That's over 1.8 million households, with houses worth about what they were sometime between 1998 and 2003.  Some of these people had to buy their homes for a new job, etc.  But most, I imagine, saw housing prices go straight up during that period and bought or refinanced, thinking they could make money when they sold.  Now, unfortunately, the majority of people in these cities are on the "fear" side of "greed and fear."
The return on investment for investors in the stock and real estate market, over the long term, is very similar.  Apparently, so is the motivation to buy.  We know, as investors, we should strive to "buy low and sell high," or as Warren Buffett says, "Be greedy when others are fearful: be fearful when others are greedy."  But that's not what we do.
Back to the stock market, you may have noticed it's going up.  A lot.  Let's take a look at that for a moment.
First of all, it's up about 50% from its low.  It came down 50% from its high.  So, does that mean we're back where we started?  Far from it.

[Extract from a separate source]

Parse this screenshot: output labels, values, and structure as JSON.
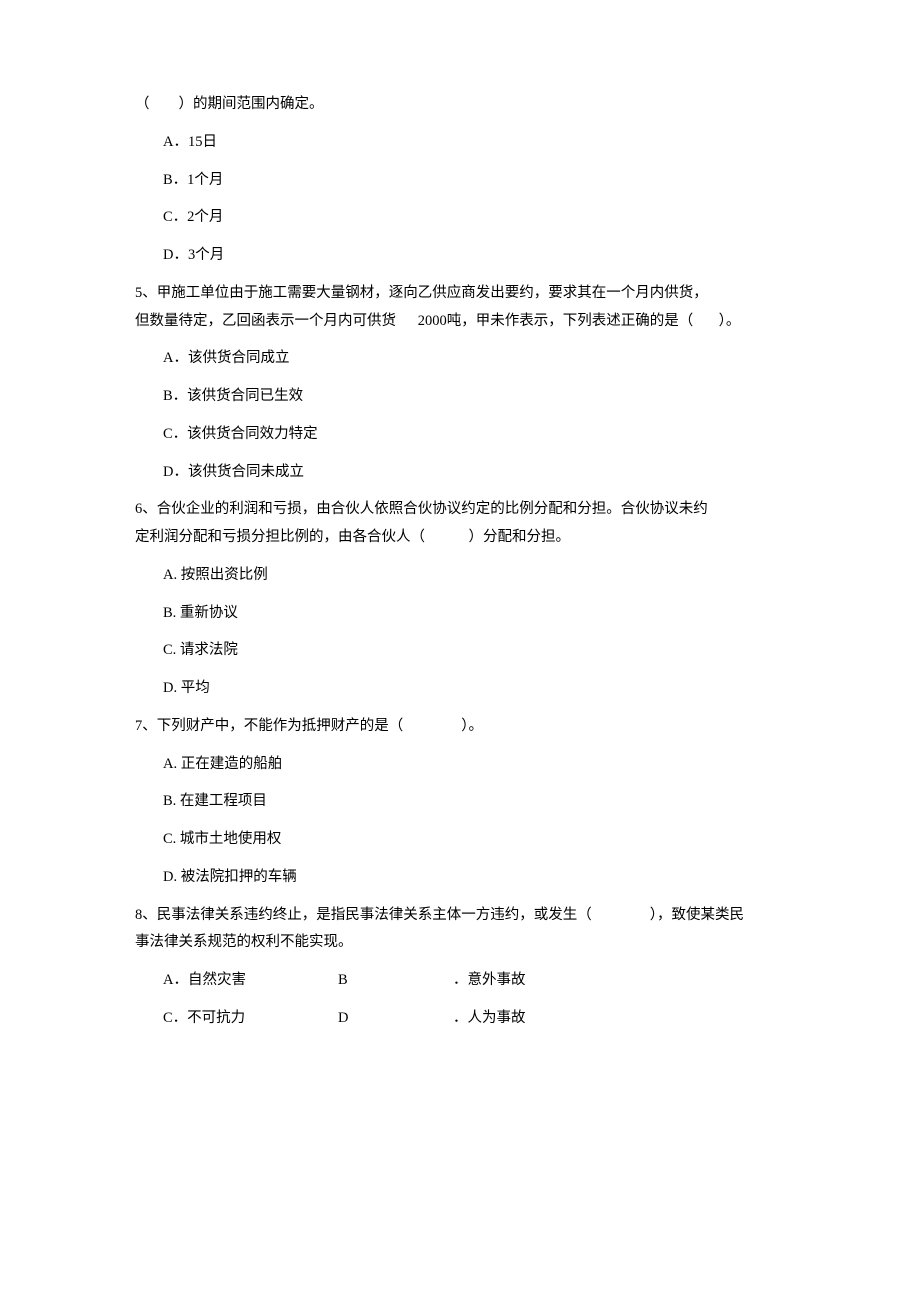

Since we're near Thanksgiving, let's use the example of pie.  If we put a pie on the table, and the kids eat half of it, it's easy to visualize what's left: half a pie.  If we increase that half a pie by 50%, we add a quarter of a pie.  We've got 3/4 of a pie, or 25% less than the full pie that we put on the table.
So, if the market is down 25% from its high, does that mean that it's cheap?
If we look at history, the average price investors pay for every dollar the S&P 500 earns is $15.82.  Right now, you'll pay about $21 for next year's earnings.  At the market low, you'd have paid under $11.  So, it's more expensive than its average price, but that's not surprising, since it's roared back over 50% from last March.  Does that make you feel greedy (I've got to get in before I miss the boat) or fearful (I should have bought when it was down, and now it's probably due for a correction).
The best way to feel, in my opinion is emotionless.  Being rational, rather than greedy or fearful, is the best strategy.  One very good strategy is to review your spending, put some money aside every month and invest it no matter where the market is, making sure, of course that what you invest is long term money.  That means you won't be using it for ten years or so.
This constant investing strategy is called "dollar cost averaging," and will result in you buying sometimes when the market is low, and sometimes when it's high.  Overall, you'll average out the peaks and valleys and invest rationally - for the long term.
Then you can leave greed and fear for the drama queens.

No comments:

Post a Comment